You can transfer between 5 and 900 MB in one go, subject to some other limitations. The expiration date travels with the Megabytes, if the recipient does not already have a better expiration date.
How to do it:
Kama Kawaida, travelling in East Africa
With your Safaricom SIM card you can phone and text (SMS) in Tanzania, Uganda, and Rwanda for low international roaming prices through Safaricom's Kama Kawaida service.
The service works automatically. However, you should force your phone to use only the participating network in the country you are in. In Android this is done with the command Settings, Wireless & networks, More…, Mobile networks. Choose the participating network, which you can find on Safaricom's Kama Kawaida web page. Read it and check the rates before you travel abroad.
There is even a way to add airtime to your prepaid SIM card with scratch cards bought from the participating partner network in the other countries. I tried that in Rwanda, but it did not work, so perhaps you should not rely on it. Top up your SIM card before you travel.

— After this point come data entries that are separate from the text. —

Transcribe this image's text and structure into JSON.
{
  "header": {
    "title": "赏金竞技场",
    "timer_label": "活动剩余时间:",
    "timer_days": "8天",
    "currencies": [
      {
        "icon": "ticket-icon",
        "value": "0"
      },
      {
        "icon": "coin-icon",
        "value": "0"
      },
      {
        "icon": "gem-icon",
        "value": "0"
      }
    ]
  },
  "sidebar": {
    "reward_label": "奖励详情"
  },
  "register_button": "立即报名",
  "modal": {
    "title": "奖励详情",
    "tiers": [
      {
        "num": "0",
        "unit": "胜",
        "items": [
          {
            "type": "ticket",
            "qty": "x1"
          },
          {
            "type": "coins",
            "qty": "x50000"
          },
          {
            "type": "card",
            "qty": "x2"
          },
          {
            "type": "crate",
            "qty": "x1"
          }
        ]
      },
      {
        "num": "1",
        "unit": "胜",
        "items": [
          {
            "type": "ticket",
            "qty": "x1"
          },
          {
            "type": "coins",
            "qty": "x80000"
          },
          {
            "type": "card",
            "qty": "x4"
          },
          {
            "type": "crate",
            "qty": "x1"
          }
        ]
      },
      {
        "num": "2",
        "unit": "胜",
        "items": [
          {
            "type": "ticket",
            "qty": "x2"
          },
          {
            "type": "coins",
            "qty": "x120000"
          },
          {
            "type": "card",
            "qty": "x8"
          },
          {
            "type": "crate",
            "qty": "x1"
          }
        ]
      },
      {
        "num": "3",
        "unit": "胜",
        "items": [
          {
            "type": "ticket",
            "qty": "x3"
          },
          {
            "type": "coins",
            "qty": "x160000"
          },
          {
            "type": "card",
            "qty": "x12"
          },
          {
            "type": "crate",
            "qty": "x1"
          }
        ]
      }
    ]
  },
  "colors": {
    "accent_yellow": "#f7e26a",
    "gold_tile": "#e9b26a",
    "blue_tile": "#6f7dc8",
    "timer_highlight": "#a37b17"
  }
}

Note, however, that your data bundles will not work outside Kenya. If you enable data roaming on your phone, you will pay KSh14 per Megabyte, i.e. roughly 30 times as much as using a big data bundle in Kenya. The exception is Uganda, where you will pay KSh75 per Megabyte. These rates are from early 2013. Check them again before you travel—they may have changed.
This is still not as expensive as in other countries, but it is not cheap. If you don't want to pay that high price, keep data roaming disabled and enable it only for a short time, like a minute, if you urgently need data service.
Also make sure you disable automatic program updates over the phone data connection while travelling abroad. As long as you have regular access to a Wi-Fi Internet connection, set your automatic program updates to "Update over Wi-Fi only". Otherwise enable automatic program updates over the phone data connection when you are back in Kenya.